**EXERCISE INSTRUCTIONS**
Drop all images and give the records again exactly.

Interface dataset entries
------

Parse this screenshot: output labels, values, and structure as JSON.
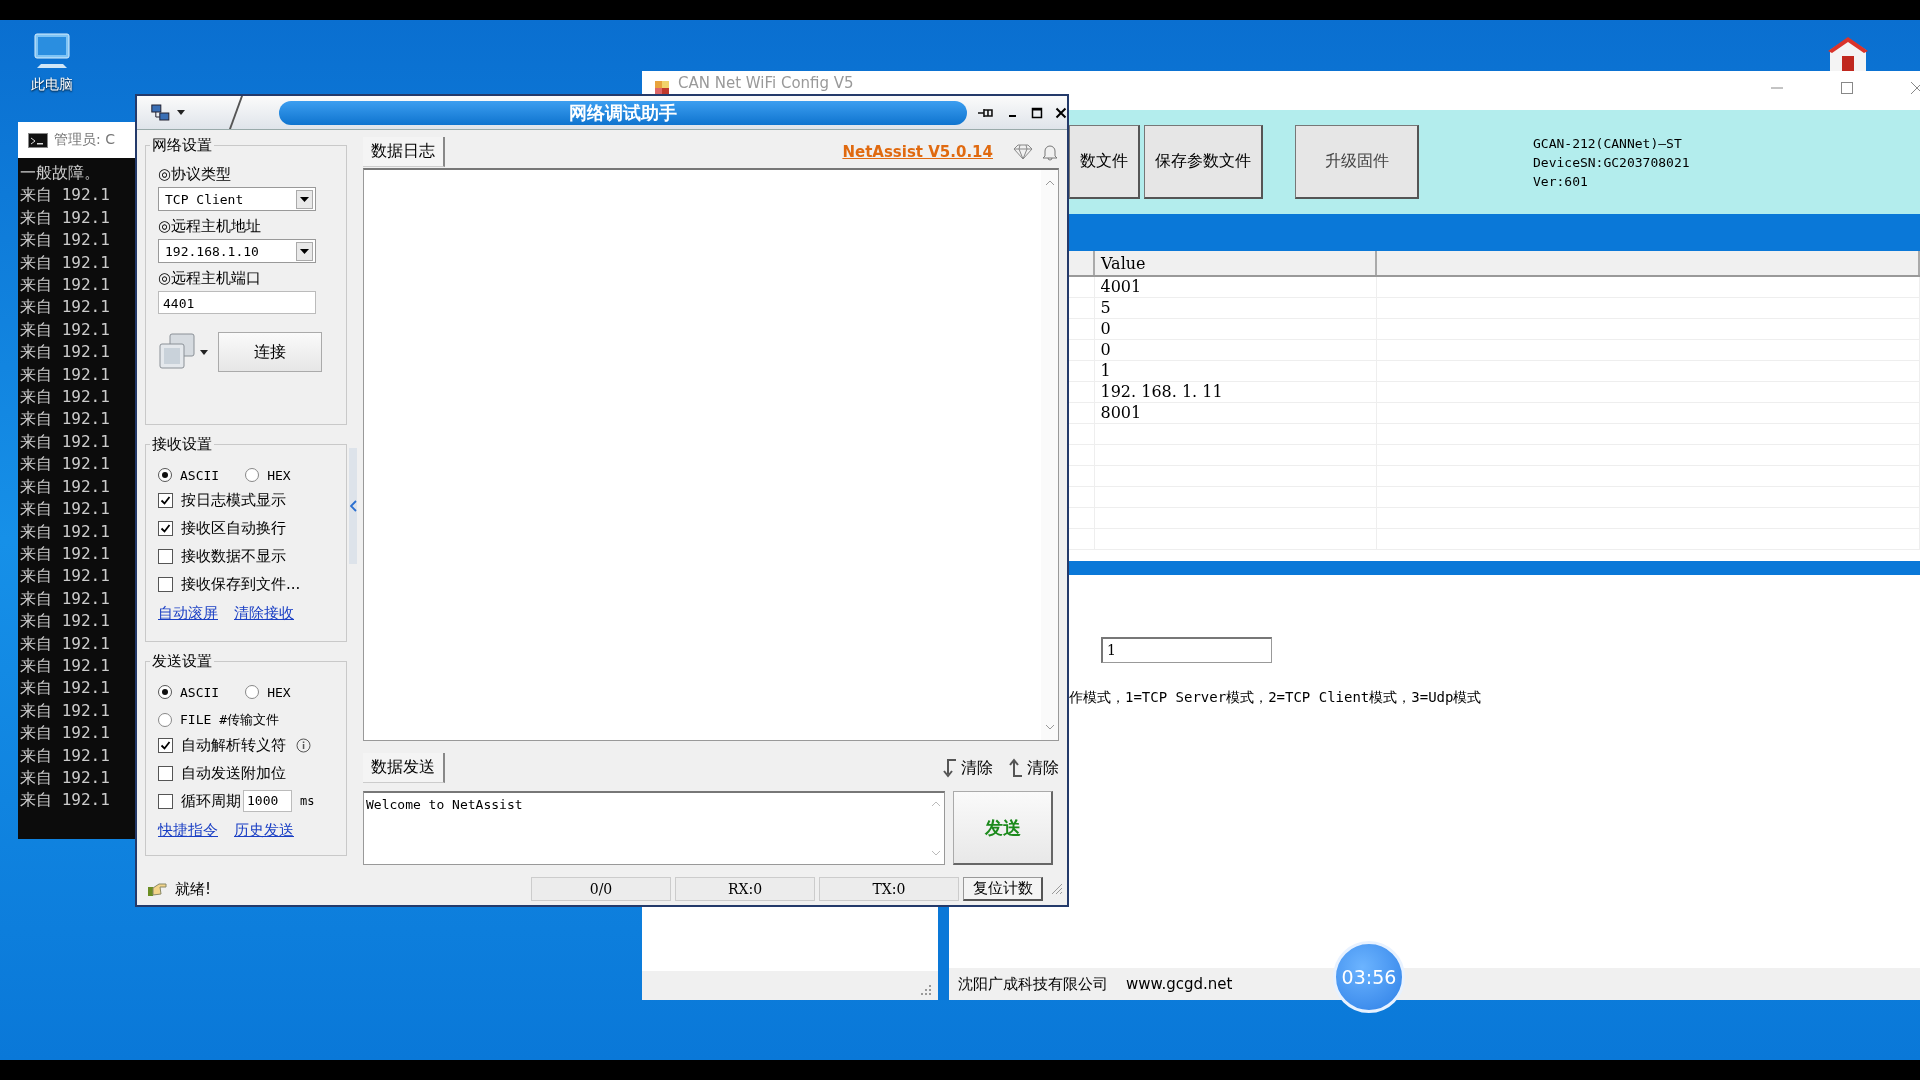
{
  "desktop": {
    "icons": [
      {
        "label": "此电脑"
      }
    ],
    "timer": "03:56"
  },
  "cmd_window": {
    "title": "管理员: C",
    "lines": [
      "一般故障。",
      "来自 192.1",
      "来自 192.1",
      "来自 192.1",
      "来自 192.1",
      "来自 192.1",
      "来自 192.1",
      "来自 192.1",
      "来自 192.1",
      "来自 192.1",
      "来自 192.1",
      "来自 192.1",
      "来自 192.1",
      "来自 192.1",
      "来自 192.1",
      "来自 192.1",
      "来自 192.1",
      "来自 192.1",
      "来自 192.1",
      "来自 192.1",
      "来自 192.1",
      "来自 192.1",
      "来自 192.1",
      "来自 192.1",
      "来自 192.1",
      "来自 192.1",
      "来自 192.1",
      "来自 192.1",
      "来自 192.1"
    ]
  },
  "config_window": {
    "title": "CAN Net WiFi Config V5",
    "toolbar_buttons": [
      "数文件",
      "保存参数文件",
      "升级固件"
    ],
    "device_info": [
      "GCAN-212(CANNet)—ST",
      "DeviceSN:GC203708021",
      "Ver:601"
    ],
    "table": {
      "columns": [
        "Value"
      ],
      "rows": [
        "4001",
        "5",
        "0",
        "0",
        "1",
        "192. 168. 1. 11",
        "8001"
      ]
    },
    "mode_field": {
      "value": "1"
    },
    "mode_hint": "作模式，1=TCP Server模式，2=TCP Client模式，3=Udp模式",
    "status_bar": [
      "沈阳广成科技有限公司",
      "www.gcgd.net"
    ]
  },
  "netassist": {
    "title": "网络调试助手",
    "network_settings": {
      "title": "网络设置",
      "fields": [
        {
          "label": "◎协议类型",
          "kind": "select",
          "value": "TCP Client"
        },
        {
          "label": "◎远程主机地址",
          "kind": "select",
          "value": "192.168.1.10"
        },
        {
          "label": "◎远程主机端口",
          "kind": "input",
          "value": "4401"
        }
      ],
      "connect_button": "连接"
    },
    "receive_settings": {
      "title": "接收设置",
      "encodings": [
        {
          "label": "ASCII",
          "selected": true
        },
        {
          "label": "HEX",
          "selected": false
        }
      ],
      "options": [
        {
          "label": "按日志模式显示",
          "checked": true
        },
        {
          "label": "接收区自动换行",
          "checked": true
        },
        {
          "label": "接收数据不显示",
          "checked": false
        },
        {
          "label": "接收保存到文件...",
          "checked": false
        }
      ],
      "links": [
        "自动滚屏",
        "清除接收"
      ]
    },
    "send_settings": {
      "title": "发送设置",
      "modes": [
        {
          "label": "ASCII",
          "selected": true
        },
        {
          "label": "HEX",
          "selected": false
        },
        {
          "label": "FILE #传输文件",
          "selected": false
        }
      ],
      "options": [
        {
          "label": "自动解析转义符",
          "checked": true,
          "kind": "info"
        },
        {
          "label": "自动发送附加位",
          "checked": false,
          "kind": "plain"
        },
        {
          "label": "循环周期",
          "checked": false,
          "kind": "period",
          "value": "1000",
          "unit": "ms"
        }
      ],
      "links": [
        "快捷指令",
        "历史发送"
      ]
    },
    "receive_tab": "数据日志",
    "version": "NetAssist V5.0.14",
    "send_tab": "数据发送",
    "clear_buttons": [
      "清除",
      "清除"
    ],
    "send_text": "Welcome to NetAssist",
    "send_button": "发送",
    "status": "就绪!",
    "counters": [
      "0/0",
      "RX:0",
      "TX:0"
    ],
    "reset_button": "复位计数"
  }
}
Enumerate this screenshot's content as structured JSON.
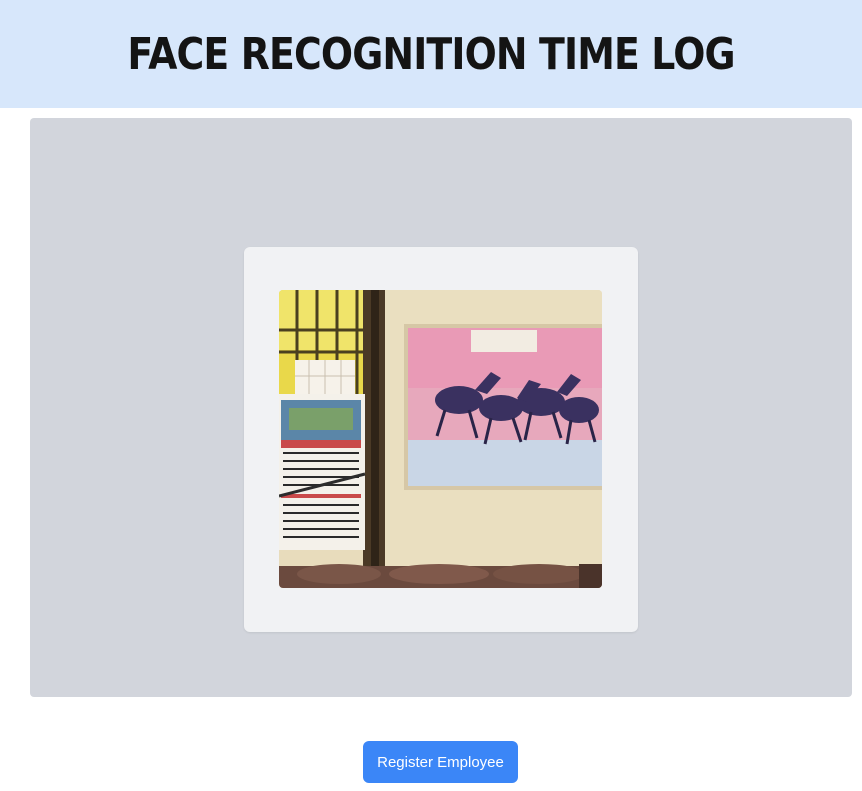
{
  "header": {
    "title": "FACE RECOGNITION TIME LOG"
  },
  "camera": {
    "icon": "webcam-feed"
  },
  "actions": {
    "register_label": "Register Employee"
  },
  "colors": {
    "header_bg": "#d7e7fb",
    "stage_bg": "#d2d5dc",
    "card_bg": "#f1f2f4",
    "button_bg": "#3b86f7"
  }
}
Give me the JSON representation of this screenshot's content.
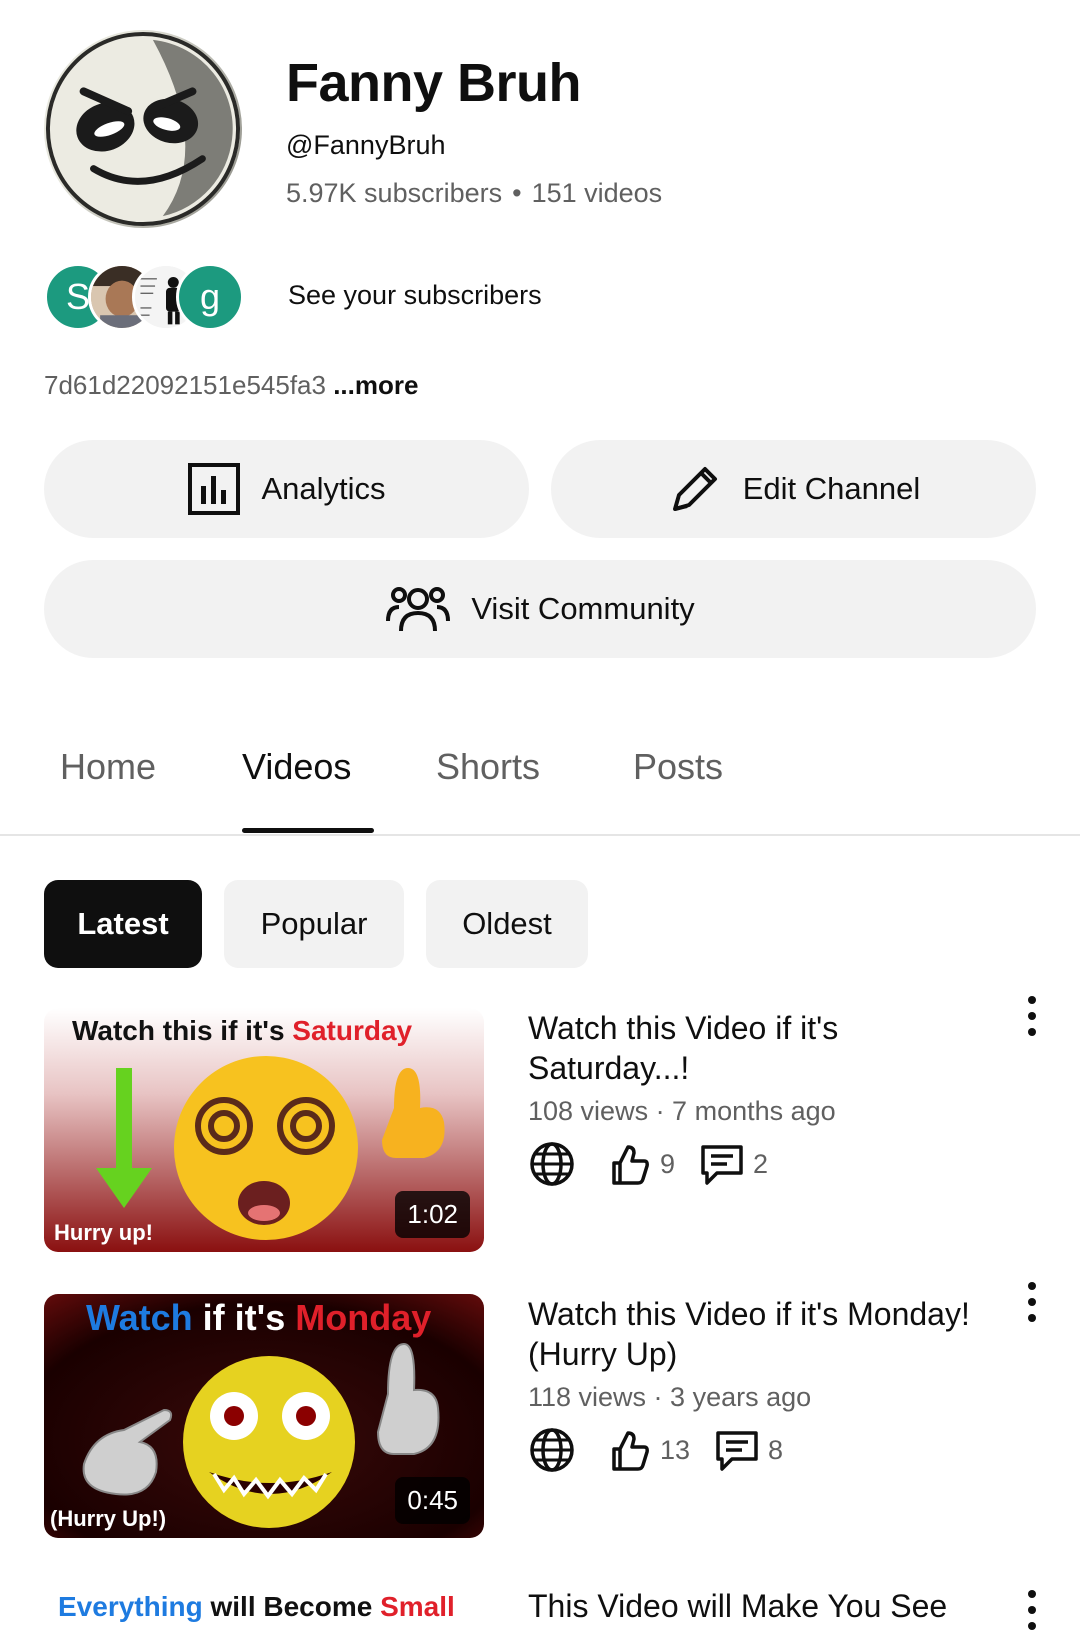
{
  "channel": {
    "name": "Fanny Bruh",
    "handle": "@FannyBruh",
    "subscribers": "5.97K subscribers",
    "separator": "•",
    "videos": "151 videos",
    "subscriber_avatars": [
      {
        "letter": "S",
        "color": "#1c9a7f"
      },
      {
        "letter": "",
        "color": "#c9b39b"
      },
      {
        "letter": "",
        "color": "#f4f4f4"
      },
      {
        "letter": "g",
        "color": "#1c9a7f"
      }
    ],
    "see_subscribers": "See your subscribers",
    "description": "7d61d22092151e545fa3",
    "more": "...more"
  },
  "actions": {
    "analytics": "Analytics",
    "edit_channel": "Edit Channel",
    "visit_community": "Visit Community"
  },
  "tabs": [
    {
      "label": "Home",
      "active": false
    },
    {
      "label": "Videos",
      "active": true
    },
    {
      "label": "Shorts",
      "active": false
    },
    {
      "label": "Posts",
      "active": false
    }
  ],
  "filters": [
    {
      "label": "Latest",
      "active": true
    },
    {
      "label": "Popular",
      "active": false
    },
    {
      "label": "Oldest",
      "active": false
    }
  ],
  "videos": [
    {
      "thumb_top_a": "Watch this if it's ",
      "thumb_top_b": "Saturday",
      "thumb_bottom": "Hurry up!",
      "duration": "1:02",
      "title": "Watch this Video if it's Saturday...!",
      "meta": "108 views · 7 months ago",
      "likes": "9",
      "comments": "2"
    },
    {
      "thumb_top_a": "Watch",
      "thumb_top_b": " if it's ",
      "thumb_top_c": "Monday",
      "thumb_bottom": "(Hurry Up!)",
      "duration": "0:45",
      "title": "Watch this Video if it's Monday! (Hurry Up)",
      "meta": "118 views · 3 years ago",
      "likes": "13",
      "comments": "8"
    },
    {
      "thumb_top_a": "Everything",
      "thumb_top_b": " will ",
      "thumb_top_c": "Become",
      "thumb_top_d": " Small",
      "title": "This Video will Make You See"
    }
  ],
  "colors": {
    "accent_teal": "#1c9a7f",
    "chip_bg": "#f2f2f2",
    "text_secondary": "#606060",
    "thumb_red": "#e0202a",
    "thumb_blue": "#1e7be0"
  }
}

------

**WORKED SOLUTION**
Parse this screenshot: output labels, values, and structure as JSON.
{
  "desktop": {
    "icons": [
      {
        "label": "此电脑"
      }
    ],
    "timer": "03:56"
  },
  "cmd_window": {
    "title": "管理员: C",
    "lines": [
      "一般故障。",
      "来自 192.1",
      "来自 192.1",
      "来自 192.1",
      "来自 192.1",
      "来自 192.1",
      "来自 192.1",
      "来自 192.1",
      "来自 192.1",
      "来自 192.1",
      "来自 192.1",
      "来自 192.1",
      "来自 192.1",
      "来自 192.1",
      "来自 192.1",
      "来自 192.1",
      "来自 192.1",
      "来自 192.1",
      "来自 192.1",
      "来自 192.1",
      "来自 192.1",
      "来自 192.1",
      "来自 192.1",
      "来自 192.1",
      "来自 192.1",
      "来自 192.1",
      "来自 192.1",
      "来自 192.1",
      "来自 192.1"
    ]
  },
  "config_window": {
    "title": "CAN Net WiFi Config V5",
    "toolbar_buttons": [
      "数文件",
      "保存参数文件",
      "升级固件"
    ],
    "device_info": [
      "GCAN-212(CANNet)—ST",
      "DeviceSN:GC203708021",
      "Ver:601"
    ],
    "table": {
      "columns": [
        "Value"
      ],
      "rows": [
        "4001",
        "5",
        "0",
        "0",
        "1",
        "192. 168. 1. 11",
        "8001"
      ]
    },
    "mode_field": {
      "value": "1"
    },
    "mode_hint": "作模式，1=TCP Server模式，2=TCP Client模式，3=Udp模式",
    "status_bar": [
      "沈阳广成科技有限公司",
      "www.gcgd.net"
    ]
  },
  "netassist": {
    "title": "网络调试助手",
    "network_settings": {
      "title": "网络设置",
      "fields": [
        {
          "label": "◎协议类型",
          "kind": "select",
          "value": "TCP Client"
        },
        {
          "label": "◎远程主机地址",
          "kind": "select",
          "value": "192.168.1.10"
        },
        {
          "label": "◎远程主机端口",
          "kind": "input",
          "value": "4401"
        }
      ],
      "connect_button": "连接"
    },
    "receive_settings": {
      "title": "接收设置",
      "encodings": [
        {
          "label": "ASCII",
          "selected": true
        },
        {
          "label": "HEX",
          "selected": false
        }
      ],
      "options": [
        {
          "label": "按日志模式显示",
          "checked": true
        },
        {
          "label": "接收区自动换行",
          "checked": true
        },
        {
          "label": "接收数据不显示",
          "checked": false
        },
        {
          "label": "接收保存到文件...",
          "checked": false
        }
      ],
      "links": [
        "自动滚屏",
        "清除接收"
      ]
    },
    "send_settings": {
      "title": "发送设置",
      "modes": [
        {
          "label": "ASCII",
          "selected": true
        },
        {
          "label": "HEX",
          "selected": false
        },
        {
          "label": "FILE #传输文件",
          "selected": false
        }
      ],
      "options": [
        {
          "label": "自动解析转义符",
          "checked": true,
          "kind": "info"
        },
        {
          "label": "自动发送附加位",
          "checked": false,
          "kind": "plain"
        },
        {
          "label": "循环周期",
          "checked": false,
          "kind": "period",
          "value": "1000",
          "unit": "ms"
        }
      ],
      "links": [
        "快捷指令",
        "历史发送"
      ]
    },
    "receive_tab": "数据日志",
    "version": "NetAssist V5.0.14",
    "send_tab": "数据发送",
    "clear_buttons": [
      "清除",
      "清除"
    ],
    "send_text": "Welcome to NetAssist",
    "send_button": "发送",
    "status": "就绪!",
    "counters": [
      "0/0",
      "RX:0",
      "TX:0"
    ],
    "reset_button": "复位计数"
  }
}
Enumerate this screenshot's content as structured JSON.
{
  "header": {
    "title": "FACE RECOGNITION TIME LOG"
  },
  "camera": {
    "icon": "webcam-feed"
  },
  "actions": {
    "register_label": "Register Employee"
  },
  "colors": {
    "header_bg": "#d7e7fb",
    "stage_bg": "#d2d5dc",
    "card_bg": "#f1f2f4",
    "button_bg": "#3b86f7"
  }
}
Give me the JSON representation of this screenshot's content.
{
  "channel": {
    "name": "Fanny Bruh",
    "handle": "@FannyBruh",
    "subscribers": "5.97K subscribers",
    "separator": "•",
    "videos": "151 videos",
    "subscriber_avatars": [
      {
        "letter": "S",
        "color": "#1c9a7f"
      },
      {
        "letter": "",
        "color": "#c9b39b"
      },
      {
        "letter": "",
        "color": "#f4f4f4"
      },
      {
        "letter": "g",
        "color": "#1c9a7f"
      }
    ],
    "see_subscribers": "See your subscribers",
    "description": "7d61d22092151e545fa3",
    "more": "...more"
  },
  "actions": {
    "analytics": "Analytics",
    "edit_channel": "Edit Channel",
    "visit_community": "Visit Community"
  },
  "tabs": [
    {
      "label": "Home",
      "active": false
    },
    {
      "label": "Videos",
      "active": true
    },
    {
      "label": "Shorts",
      "active": false
    },
    {
      "label": "Posts",
      "active": false
    }
  ],
  "filters": [
    {
      "label": "Latest",
      "active": true
    },
    {
      "label": "Popular",
      "active": false
    },
    {
      "label": "Oldest",
      "active": false
    }
  ],
  "videos": [
    {
      "thumb_top_a": "Watch this if it's ",
      "thumb_top_b": "Saturday",
      "thumb_bottom": "Hurry up!",
      "duration": "1:02",
      "title": "Watch this Video if it's Saturday...!",
      "meta": "108 views · 7 months ago",
      "likes": "9",
      "comments": "2"
    },
    {
      "thumb_top_a": "Watch",
      "thumb_top_b": " if it's ",
      "thumb_top_c": "Monday",
      "thumb_bottom": "(Hurry Up!)",
      "duration": "0:45",
      "title": "Watch this Video if it's Monday! (Hurry Up)",
      "meta": "118 views · 3 years ago",
      "likes": "13",
      "comments": "8"
    },
    {
      "thumb_top_a": "Everything",
      "thumb_top_b": " will ",
      "thumb_top_c": "Become",
      "thumb_top_d": " Small",
      "title": "This Video will Make You See"
    }
  ],
  "colors": {
    "accent_teal": "#1c9a7f",
    "chip_bg": "#f2f2f2",
    "text_secondary": "#606060",
    "thumb_red": "#e0202a",
    "thumb_blue": "#1e7be0"
  }
}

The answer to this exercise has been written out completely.